- [Collected data]
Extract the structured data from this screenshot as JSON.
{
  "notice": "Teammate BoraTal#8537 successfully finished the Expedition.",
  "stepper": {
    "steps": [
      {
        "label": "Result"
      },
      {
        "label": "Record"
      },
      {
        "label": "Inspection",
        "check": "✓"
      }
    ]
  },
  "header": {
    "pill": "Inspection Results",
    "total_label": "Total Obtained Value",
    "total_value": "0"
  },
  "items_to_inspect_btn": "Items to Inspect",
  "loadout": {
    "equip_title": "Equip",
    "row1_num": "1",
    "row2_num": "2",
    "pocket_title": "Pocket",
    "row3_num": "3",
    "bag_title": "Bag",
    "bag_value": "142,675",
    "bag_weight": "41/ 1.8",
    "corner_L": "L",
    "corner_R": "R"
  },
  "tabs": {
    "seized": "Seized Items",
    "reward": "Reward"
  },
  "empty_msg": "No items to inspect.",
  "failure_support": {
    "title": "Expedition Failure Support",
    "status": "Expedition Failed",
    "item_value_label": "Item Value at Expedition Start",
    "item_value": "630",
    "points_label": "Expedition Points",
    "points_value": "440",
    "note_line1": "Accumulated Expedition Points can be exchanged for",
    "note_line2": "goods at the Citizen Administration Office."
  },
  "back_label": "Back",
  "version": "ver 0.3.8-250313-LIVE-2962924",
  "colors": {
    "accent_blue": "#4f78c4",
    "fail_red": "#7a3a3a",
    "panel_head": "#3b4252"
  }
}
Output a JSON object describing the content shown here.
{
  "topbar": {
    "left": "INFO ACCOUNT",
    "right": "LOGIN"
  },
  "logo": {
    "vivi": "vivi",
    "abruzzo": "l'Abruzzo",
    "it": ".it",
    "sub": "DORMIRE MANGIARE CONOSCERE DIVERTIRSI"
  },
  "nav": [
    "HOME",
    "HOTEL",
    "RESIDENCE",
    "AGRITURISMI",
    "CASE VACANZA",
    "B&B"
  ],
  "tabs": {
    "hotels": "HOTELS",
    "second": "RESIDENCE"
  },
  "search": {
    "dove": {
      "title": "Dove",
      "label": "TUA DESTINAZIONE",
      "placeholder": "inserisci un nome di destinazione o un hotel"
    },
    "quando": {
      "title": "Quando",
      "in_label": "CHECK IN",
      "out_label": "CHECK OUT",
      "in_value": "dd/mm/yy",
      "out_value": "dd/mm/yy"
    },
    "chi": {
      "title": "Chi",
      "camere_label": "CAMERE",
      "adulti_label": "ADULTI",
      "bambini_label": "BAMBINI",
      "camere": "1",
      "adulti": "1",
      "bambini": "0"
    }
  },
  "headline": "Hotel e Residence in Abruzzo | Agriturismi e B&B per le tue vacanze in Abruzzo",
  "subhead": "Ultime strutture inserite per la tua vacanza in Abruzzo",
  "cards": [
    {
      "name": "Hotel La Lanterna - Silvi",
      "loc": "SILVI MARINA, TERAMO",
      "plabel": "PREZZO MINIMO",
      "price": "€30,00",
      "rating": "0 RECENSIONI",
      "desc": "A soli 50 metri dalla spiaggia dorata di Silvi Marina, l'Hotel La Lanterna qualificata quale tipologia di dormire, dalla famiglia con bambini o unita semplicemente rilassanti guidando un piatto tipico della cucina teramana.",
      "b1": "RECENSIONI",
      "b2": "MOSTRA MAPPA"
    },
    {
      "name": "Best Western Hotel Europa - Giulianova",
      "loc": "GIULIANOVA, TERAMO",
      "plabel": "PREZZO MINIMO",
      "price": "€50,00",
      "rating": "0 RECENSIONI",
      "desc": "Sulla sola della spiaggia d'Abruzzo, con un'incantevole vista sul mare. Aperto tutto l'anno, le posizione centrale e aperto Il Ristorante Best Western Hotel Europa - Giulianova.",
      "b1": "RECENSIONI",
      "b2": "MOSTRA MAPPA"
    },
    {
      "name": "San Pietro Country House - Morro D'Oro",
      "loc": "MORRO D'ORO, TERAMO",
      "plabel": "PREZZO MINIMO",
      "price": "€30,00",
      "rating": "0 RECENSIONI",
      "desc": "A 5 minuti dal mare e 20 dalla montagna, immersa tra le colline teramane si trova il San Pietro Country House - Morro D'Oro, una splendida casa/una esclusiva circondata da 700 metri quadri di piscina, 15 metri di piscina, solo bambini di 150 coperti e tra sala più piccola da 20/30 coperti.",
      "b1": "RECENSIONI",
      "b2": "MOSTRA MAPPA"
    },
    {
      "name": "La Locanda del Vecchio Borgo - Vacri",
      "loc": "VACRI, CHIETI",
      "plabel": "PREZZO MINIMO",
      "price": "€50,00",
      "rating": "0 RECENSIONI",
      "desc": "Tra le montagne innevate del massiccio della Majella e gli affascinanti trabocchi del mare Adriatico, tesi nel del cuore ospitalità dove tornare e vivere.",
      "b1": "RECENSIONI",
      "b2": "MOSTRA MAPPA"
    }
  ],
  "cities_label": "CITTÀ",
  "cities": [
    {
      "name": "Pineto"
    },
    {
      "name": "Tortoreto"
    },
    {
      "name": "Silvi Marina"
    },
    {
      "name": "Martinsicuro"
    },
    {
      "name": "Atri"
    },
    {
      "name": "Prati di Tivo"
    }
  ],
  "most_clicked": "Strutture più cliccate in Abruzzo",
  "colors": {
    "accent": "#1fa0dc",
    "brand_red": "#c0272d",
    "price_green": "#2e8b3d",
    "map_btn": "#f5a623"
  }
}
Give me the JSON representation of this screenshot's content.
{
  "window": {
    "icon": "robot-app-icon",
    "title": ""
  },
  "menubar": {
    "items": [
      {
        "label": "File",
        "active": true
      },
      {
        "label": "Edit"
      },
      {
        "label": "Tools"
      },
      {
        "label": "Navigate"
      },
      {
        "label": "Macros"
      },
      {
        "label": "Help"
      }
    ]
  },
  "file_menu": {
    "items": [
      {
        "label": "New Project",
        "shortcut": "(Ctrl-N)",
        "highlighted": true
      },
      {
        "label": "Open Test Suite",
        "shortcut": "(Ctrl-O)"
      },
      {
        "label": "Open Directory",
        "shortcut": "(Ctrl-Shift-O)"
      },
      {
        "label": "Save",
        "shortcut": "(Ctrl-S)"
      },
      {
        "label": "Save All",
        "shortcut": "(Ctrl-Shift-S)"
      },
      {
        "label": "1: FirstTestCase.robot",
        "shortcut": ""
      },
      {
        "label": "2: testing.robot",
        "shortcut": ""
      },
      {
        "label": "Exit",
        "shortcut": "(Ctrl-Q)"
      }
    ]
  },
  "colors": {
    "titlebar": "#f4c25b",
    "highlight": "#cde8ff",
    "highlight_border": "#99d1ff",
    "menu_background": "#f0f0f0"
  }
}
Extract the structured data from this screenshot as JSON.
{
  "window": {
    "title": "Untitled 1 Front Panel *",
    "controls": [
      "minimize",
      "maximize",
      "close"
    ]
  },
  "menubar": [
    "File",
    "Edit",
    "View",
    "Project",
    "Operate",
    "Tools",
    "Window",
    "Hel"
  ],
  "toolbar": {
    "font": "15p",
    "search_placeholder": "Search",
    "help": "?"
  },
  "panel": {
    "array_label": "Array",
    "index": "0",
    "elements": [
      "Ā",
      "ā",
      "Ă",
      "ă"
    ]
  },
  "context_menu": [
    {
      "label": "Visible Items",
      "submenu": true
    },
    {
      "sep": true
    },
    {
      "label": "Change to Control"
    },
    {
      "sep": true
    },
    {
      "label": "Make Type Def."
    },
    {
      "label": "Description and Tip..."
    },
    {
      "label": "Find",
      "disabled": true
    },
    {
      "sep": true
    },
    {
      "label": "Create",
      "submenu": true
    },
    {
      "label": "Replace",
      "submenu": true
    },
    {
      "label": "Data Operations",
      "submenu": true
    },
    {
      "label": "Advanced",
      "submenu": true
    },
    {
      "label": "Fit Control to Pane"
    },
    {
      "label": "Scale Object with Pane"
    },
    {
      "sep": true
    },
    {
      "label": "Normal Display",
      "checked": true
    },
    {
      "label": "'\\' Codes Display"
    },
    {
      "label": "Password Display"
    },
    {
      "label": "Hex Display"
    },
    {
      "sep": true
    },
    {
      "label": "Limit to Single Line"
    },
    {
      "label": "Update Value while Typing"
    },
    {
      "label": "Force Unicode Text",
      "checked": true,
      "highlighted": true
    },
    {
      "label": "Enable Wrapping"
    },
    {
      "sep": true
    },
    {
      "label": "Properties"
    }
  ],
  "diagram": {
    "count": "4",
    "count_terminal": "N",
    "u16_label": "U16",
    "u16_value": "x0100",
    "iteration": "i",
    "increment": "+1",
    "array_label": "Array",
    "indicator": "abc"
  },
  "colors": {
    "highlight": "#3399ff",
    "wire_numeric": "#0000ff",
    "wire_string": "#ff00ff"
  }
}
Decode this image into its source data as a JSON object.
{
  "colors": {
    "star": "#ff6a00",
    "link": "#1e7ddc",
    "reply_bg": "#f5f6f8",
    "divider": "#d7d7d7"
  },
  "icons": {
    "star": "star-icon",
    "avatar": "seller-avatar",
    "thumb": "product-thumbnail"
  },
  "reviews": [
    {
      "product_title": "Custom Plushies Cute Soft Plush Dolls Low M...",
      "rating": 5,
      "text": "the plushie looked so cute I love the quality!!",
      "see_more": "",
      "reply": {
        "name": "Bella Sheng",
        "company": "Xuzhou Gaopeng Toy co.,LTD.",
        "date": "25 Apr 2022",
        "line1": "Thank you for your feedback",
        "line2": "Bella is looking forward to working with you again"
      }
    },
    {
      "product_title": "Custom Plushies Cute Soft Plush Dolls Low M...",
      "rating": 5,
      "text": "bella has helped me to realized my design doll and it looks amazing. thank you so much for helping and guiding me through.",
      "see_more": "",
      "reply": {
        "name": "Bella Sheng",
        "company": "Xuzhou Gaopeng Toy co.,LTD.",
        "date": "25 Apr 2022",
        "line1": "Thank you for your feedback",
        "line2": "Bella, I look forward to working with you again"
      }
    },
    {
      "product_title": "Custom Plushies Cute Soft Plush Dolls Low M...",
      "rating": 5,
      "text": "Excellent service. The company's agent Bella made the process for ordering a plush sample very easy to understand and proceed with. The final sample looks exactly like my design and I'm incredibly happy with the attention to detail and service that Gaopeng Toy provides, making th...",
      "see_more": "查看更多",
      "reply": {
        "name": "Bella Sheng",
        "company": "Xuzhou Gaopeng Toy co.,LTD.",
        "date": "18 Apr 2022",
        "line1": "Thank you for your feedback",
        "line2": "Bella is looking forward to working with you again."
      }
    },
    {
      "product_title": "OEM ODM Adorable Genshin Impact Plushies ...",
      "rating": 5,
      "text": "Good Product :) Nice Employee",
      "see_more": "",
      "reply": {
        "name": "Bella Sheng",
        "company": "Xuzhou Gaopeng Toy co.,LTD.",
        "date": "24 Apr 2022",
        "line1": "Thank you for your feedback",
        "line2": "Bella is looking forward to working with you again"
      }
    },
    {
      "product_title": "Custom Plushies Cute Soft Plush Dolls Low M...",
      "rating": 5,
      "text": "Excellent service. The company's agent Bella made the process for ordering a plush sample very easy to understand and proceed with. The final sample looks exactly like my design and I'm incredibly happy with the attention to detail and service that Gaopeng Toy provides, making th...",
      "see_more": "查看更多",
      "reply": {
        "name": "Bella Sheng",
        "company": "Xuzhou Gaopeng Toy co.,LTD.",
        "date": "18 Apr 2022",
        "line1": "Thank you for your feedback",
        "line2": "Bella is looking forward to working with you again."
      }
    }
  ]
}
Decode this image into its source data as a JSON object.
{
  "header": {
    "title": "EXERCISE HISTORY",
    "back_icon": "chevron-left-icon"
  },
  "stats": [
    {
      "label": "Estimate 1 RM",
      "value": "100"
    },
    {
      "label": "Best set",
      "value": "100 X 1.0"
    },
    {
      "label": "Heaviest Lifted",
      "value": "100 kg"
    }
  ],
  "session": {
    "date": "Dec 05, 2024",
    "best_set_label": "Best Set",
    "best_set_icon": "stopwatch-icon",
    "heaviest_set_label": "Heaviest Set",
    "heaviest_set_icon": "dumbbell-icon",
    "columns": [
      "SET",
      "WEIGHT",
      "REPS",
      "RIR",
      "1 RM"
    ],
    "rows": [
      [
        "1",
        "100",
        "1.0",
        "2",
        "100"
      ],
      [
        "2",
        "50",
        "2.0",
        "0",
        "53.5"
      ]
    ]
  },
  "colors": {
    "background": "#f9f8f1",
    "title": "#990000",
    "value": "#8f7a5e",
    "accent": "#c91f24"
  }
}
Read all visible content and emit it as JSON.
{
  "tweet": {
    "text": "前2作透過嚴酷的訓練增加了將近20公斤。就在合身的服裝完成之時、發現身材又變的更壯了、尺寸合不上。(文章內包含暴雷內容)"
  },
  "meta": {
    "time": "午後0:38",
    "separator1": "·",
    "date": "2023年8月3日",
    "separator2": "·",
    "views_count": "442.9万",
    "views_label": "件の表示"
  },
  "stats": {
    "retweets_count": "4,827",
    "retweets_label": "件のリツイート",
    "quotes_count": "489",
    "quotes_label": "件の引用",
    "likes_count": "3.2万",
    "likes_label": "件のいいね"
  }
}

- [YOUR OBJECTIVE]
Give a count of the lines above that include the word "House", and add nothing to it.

- [TASK SOLUTION]
2